> What is being asked:
The response must reproduce exactly every line of the material below holding the word "pant".

> Data extract:
↓
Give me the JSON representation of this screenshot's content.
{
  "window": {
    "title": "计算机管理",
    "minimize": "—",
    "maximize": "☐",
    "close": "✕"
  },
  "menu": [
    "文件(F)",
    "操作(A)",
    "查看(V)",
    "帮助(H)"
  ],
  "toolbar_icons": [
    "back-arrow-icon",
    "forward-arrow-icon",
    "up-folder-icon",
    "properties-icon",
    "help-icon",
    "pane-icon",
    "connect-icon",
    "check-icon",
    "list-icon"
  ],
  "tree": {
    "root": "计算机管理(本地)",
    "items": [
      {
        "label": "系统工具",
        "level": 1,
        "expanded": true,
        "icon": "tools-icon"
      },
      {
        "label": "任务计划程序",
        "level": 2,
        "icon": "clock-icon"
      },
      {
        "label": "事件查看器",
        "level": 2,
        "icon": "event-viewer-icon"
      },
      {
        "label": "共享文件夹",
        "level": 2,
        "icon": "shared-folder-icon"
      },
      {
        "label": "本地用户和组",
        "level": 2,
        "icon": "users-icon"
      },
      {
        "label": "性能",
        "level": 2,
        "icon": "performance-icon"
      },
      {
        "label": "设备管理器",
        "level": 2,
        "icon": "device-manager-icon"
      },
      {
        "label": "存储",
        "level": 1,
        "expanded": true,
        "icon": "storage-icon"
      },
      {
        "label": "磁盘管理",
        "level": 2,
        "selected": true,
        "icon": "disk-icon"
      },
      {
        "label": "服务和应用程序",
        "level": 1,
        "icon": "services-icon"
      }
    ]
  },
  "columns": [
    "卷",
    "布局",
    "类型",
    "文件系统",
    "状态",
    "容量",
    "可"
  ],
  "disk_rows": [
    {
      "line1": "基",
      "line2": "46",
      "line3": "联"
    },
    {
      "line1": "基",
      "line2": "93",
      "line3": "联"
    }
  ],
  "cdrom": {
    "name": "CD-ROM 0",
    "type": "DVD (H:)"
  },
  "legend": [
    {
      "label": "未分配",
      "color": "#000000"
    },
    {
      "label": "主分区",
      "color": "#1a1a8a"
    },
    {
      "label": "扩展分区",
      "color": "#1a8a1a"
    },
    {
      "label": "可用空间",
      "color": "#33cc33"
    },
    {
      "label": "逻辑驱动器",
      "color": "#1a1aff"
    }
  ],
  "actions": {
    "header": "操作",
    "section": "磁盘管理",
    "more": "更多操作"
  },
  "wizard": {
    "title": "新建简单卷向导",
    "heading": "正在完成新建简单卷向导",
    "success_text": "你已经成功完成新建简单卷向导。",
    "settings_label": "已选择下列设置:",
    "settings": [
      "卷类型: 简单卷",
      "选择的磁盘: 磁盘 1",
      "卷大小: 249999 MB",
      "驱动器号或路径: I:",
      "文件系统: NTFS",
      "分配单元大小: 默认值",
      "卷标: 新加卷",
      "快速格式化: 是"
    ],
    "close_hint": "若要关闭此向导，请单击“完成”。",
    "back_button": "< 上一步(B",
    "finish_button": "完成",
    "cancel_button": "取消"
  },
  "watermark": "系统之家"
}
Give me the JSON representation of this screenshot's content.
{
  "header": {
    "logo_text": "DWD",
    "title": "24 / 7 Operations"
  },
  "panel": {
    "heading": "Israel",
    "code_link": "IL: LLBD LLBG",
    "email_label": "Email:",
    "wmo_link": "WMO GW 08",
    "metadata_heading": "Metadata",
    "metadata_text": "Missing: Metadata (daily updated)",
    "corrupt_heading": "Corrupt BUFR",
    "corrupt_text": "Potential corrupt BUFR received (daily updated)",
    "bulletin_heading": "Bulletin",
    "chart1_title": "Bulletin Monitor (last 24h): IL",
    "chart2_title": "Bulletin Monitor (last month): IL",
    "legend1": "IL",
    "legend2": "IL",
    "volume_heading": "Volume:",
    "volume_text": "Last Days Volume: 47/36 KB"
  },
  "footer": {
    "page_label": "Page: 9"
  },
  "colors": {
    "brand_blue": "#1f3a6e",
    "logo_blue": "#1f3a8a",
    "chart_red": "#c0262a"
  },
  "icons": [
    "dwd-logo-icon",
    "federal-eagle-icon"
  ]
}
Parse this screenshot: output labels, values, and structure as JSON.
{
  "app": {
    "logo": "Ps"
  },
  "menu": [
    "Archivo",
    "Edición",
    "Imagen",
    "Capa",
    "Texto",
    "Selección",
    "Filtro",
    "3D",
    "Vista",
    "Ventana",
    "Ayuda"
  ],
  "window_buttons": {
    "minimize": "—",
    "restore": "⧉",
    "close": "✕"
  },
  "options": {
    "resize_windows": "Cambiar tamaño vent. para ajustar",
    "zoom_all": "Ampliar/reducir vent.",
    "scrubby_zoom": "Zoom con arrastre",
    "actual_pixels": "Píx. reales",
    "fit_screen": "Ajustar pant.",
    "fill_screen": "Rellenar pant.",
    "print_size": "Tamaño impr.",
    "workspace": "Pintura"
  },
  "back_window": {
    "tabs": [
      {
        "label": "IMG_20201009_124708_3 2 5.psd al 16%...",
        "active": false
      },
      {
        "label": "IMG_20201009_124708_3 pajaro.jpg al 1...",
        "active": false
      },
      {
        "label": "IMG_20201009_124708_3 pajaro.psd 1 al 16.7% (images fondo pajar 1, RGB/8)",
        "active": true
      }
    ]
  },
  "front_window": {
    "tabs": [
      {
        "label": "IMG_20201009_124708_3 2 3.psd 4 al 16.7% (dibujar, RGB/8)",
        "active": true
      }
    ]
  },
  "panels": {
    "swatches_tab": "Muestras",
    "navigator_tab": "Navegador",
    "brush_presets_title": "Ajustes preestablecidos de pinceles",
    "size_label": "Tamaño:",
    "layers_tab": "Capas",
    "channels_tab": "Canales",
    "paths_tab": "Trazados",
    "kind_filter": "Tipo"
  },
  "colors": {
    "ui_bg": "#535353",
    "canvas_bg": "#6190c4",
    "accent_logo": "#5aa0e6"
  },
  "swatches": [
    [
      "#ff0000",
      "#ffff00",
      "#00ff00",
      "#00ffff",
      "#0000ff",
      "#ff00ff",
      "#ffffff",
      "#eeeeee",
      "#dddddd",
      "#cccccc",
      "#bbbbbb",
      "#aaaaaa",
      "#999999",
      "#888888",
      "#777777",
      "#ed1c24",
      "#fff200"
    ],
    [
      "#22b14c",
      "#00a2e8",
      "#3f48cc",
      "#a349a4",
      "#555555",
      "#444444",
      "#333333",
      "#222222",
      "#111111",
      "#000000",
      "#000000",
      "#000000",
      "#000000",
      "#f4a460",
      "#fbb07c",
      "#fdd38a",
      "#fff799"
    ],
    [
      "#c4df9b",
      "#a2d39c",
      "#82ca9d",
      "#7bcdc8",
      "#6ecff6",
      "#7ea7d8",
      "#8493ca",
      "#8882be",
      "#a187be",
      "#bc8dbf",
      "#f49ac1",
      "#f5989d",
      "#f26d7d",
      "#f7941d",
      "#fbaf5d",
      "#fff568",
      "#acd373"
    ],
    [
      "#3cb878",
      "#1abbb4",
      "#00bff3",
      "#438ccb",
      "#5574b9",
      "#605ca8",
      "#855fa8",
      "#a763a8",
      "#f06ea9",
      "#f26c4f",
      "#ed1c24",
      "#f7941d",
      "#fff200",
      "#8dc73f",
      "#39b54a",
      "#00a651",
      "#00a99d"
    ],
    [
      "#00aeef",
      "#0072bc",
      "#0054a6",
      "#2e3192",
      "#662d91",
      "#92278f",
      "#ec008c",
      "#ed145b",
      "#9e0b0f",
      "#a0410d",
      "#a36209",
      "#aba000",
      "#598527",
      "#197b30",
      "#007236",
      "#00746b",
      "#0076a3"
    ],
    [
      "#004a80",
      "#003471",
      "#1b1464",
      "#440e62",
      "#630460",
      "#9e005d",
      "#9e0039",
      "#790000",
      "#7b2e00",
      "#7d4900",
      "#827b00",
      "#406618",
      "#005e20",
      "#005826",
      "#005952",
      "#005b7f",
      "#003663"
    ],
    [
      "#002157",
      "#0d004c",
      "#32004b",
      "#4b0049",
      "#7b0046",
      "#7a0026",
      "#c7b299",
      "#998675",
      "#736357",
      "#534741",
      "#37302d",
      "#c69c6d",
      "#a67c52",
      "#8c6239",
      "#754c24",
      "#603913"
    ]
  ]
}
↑
> Response box:
    "fit_screen": "Ajustar pant.",
    "fill_screen": "Rellenar pant.",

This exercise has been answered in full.